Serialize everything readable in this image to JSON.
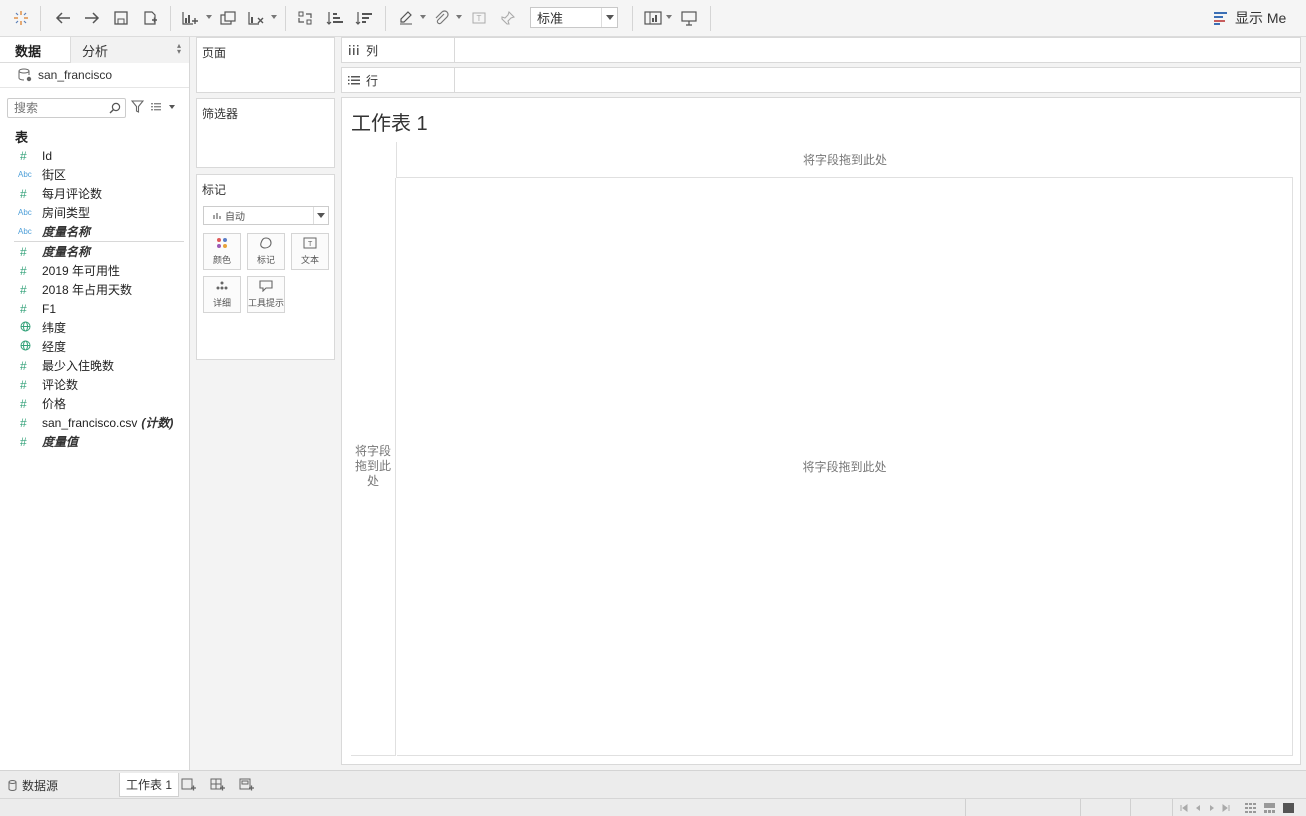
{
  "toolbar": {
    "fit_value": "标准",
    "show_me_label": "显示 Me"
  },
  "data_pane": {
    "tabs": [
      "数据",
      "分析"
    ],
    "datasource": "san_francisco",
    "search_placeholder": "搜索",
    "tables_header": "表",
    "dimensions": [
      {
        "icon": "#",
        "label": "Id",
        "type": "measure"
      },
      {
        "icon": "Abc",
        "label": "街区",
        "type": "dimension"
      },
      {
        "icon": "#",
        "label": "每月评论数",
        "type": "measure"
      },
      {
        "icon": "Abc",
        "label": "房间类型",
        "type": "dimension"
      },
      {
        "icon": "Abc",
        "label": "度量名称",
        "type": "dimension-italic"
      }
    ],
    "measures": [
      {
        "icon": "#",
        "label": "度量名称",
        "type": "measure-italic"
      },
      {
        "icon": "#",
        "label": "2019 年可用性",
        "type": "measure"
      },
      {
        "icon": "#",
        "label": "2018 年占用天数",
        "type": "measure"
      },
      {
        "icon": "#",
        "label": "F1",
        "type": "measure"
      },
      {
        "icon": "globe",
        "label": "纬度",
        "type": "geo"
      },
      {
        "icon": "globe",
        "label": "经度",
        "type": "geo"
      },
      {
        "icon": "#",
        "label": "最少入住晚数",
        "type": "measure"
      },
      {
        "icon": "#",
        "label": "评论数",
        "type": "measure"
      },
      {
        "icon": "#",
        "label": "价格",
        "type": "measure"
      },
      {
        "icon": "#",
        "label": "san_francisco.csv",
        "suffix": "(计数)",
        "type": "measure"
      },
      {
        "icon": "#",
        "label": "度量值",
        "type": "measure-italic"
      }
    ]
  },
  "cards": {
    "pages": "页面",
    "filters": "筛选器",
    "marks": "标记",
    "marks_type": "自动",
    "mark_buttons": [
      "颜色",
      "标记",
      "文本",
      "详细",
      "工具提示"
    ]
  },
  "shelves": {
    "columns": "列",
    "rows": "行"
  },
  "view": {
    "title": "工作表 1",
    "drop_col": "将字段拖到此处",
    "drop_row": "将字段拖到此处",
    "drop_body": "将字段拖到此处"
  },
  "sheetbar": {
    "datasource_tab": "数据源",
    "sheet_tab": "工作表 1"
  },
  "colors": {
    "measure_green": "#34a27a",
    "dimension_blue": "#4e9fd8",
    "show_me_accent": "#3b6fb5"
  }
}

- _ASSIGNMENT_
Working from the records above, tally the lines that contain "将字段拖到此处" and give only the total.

- _SOLUTION_
3